“But why the hell should I buy old games?” you might say. “I can get everything for free from the Internet, and there are plenty of emulation software solutions out there that work just fine.” Well yes, you can go ahead and emulate old classic games very easily and for free, but emulation isn’t the same as actually playing the game on the hardware it was intended to be run upon. No emulator is perfect, and there can be serious timing and speed issues even while playing a game that seems to be running just fine – an imperceptible lag or over-sensitivity can and will translate to poor gameplay. Just try to escape Mother Brain’s lair in an emulated version of Metroid: Zero Mission and you’ll see what I mean: you’ll be lucky to get out before the timer runs down.
“All right, I see your point,” you could reply. “I don’t like the idea of pirating software anyway as it’s technically illegal. But I can get around that by buying classic games on PSN or XBLA or whatever the Nintendo online marketplace is called, and they’ve been tuned to run properly on a modern console.” Sure, you can do that, but you’re still not getting the authentic hipster-riffic experience. Haven’t you ever cut your palms on an NES controller’s hard corners? You can easily find a working classic console of your choice on eBay or Craigslist, complete with connectors and at least one controller. If you’re especially lucky, there’s a flea market or farmer’s market near you as these places are amazing sources of classic consoles and games from the PS1 era and earlier, up to and including the Atari 2600 and its competitors like the IntelliVision.
Finally you might throw up your hands and say, “but maintenance on old console games is terrible!” Well, don’t be such a big baby. If you’ve got a cartridge-based system you can easily clean off the corroded contacts on an old cart by very carefully rubbing them with a clean cloth soaked with a bit of rubbing alcohol. Not only that, but you don’t even need to know how to solder to replace a worn-out battery on a cartridge, either. Check it out:

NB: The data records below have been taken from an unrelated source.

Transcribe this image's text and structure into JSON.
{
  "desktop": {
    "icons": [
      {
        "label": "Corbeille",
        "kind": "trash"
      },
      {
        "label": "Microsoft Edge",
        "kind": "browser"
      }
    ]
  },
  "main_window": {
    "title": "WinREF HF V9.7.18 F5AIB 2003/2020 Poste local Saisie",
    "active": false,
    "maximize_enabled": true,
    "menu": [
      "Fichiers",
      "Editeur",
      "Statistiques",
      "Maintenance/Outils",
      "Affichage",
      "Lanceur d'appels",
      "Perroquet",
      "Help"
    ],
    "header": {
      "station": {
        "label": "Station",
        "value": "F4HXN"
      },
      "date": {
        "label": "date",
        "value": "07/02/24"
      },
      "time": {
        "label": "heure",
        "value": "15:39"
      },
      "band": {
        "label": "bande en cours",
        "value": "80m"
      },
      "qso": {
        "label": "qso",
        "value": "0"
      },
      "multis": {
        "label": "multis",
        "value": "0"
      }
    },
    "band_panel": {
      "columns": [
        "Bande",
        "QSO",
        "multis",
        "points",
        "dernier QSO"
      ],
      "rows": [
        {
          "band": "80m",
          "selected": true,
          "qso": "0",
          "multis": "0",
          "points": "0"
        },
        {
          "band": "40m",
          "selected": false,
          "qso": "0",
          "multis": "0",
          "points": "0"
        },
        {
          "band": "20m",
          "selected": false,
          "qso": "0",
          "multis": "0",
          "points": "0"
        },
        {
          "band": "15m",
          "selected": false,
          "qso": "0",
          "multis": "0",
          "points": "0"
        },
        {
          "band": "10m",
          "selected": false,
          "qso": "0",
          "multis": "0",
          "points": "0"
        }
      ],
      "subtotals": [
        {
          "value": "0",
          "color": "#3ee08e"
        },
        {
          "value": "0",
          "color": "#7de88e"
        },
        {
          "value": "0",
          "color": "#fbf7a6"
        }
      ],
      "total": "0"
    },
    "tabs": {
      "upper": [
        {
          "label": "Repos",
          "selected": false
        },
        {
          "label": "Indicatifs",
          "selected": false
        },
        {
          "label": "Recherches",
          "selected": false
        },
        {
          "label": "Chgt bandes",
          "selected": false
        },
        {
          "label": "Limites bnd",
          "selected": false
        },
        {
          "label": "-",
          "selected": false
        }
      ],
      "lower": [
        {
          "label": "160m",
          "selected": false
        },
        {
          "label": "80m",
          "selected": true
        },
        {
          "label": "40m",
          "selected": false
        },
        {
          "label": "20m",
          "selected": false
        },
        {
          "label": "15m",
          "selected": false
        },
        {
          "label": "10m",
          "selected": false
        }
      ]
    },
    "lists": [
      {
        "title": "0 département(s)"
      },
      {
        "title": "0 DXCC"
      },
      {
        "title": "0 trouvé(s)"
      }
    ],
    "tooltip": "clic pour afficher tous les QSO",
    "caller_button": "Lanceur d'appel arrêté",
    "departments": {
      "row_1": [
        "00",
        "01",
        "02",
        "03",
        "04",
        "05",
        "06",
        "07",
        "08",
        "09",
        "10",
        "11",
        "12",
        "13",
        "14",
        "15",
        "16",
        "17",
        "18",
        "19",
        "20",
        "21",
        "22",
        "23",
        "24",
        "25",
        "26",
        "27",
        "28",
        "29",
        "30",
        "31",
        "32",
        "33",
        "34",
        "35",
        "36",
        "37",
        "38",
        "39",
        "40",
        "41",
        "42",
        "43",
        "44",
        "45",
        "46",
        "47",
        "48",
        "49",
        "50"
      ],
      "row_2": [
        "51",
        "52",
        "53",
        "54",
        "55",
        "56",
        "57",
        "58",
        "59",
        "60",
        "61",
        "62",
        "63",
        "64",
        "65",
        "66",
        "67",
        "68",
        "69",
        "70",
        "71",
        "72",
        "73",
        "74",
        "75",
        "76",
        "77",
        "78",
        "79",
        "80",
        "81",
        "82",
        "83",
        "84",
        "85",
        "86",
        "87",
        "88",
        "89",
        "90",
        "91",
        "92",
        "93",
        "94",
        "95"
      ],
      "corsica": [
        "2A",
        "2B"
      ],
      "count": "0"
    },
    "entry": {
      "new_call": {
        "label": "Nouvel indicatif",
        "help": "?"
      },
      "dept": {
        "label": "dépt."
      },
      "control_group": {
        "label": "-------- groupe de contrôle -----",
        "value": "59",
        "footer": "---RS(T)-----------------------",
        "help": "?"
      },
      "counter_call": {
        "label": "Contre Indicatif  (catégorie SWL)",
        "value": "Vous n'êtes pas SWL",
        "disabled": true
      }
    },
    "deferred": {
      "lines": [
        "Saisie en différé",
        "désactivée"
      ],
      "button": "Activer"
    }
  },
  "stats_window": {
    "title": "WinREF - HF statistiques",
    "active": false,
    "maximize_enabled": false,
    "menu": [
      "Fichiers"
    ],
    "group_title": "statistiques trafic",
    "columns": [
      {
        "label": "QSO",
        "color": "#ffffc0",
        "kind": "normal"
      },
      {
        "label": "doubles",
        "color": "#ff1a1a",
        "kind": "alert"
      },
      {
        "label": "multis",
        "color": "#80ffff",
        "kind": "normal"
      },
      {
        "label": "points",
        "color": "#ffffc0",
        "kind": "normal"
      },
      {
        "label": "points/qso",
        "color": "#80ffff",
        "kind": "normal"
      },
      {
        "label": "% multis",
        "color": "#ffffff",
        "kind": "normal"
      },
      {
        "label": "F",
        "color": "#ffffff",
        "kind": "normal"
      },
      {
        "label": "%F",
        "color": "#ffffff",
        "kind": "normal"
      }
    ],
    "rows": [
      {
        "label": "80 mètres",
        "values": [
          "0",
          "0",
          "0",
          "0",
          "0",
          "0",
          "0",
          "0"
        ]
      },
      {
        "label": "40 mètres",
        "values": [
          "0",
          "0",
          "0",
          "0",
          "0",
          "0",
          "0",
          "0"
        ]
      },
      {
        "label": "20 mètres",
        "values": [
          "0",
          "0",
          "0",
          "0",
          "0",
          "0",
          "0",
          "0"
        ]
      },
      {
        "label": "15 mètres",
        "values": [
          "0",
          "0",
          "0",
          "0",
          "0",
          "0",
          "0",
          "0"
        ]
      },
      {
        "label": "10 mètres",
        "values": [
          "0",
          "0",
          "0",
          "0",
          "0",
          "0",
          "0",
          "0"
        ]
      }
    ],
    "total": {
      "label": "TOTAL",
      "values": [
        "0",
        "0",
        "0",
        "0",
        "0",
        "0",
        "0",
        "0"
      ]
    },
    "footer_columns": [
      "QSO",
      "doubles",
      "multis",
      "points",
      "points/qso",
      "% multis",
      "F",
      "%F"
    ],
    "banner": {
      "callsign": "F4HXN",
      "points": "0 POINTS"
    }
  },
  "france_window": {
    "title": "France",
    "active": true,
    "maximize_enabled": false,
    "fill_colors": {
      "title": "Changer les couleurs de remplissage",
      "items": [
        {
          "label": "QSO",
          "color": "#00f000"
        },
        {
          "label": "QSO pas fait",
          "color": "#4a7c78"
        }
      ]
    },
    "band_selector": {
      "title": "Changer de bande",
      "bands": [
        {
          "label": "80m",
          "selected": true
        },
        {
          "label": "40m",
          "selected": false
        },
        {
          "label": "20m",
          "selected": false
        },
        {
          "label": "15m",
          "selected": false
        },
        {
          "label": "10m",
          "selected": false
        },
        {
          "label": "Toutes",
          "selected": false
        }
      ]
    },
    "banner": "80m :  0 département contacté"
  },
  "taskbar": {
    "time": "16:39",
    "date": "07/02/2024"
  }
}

So there you have it: there’s really no excuse for not rebuilding and maintaining a classic console game collection, short of laziness or possibly lack of space. You really don’t need all those photo albums of your wedding though; just chuck ’em and use the room you reclaim to set up your old SNES and get to re-playing ActRaiser or something. I mean, come on, are you some sort of filthy casual?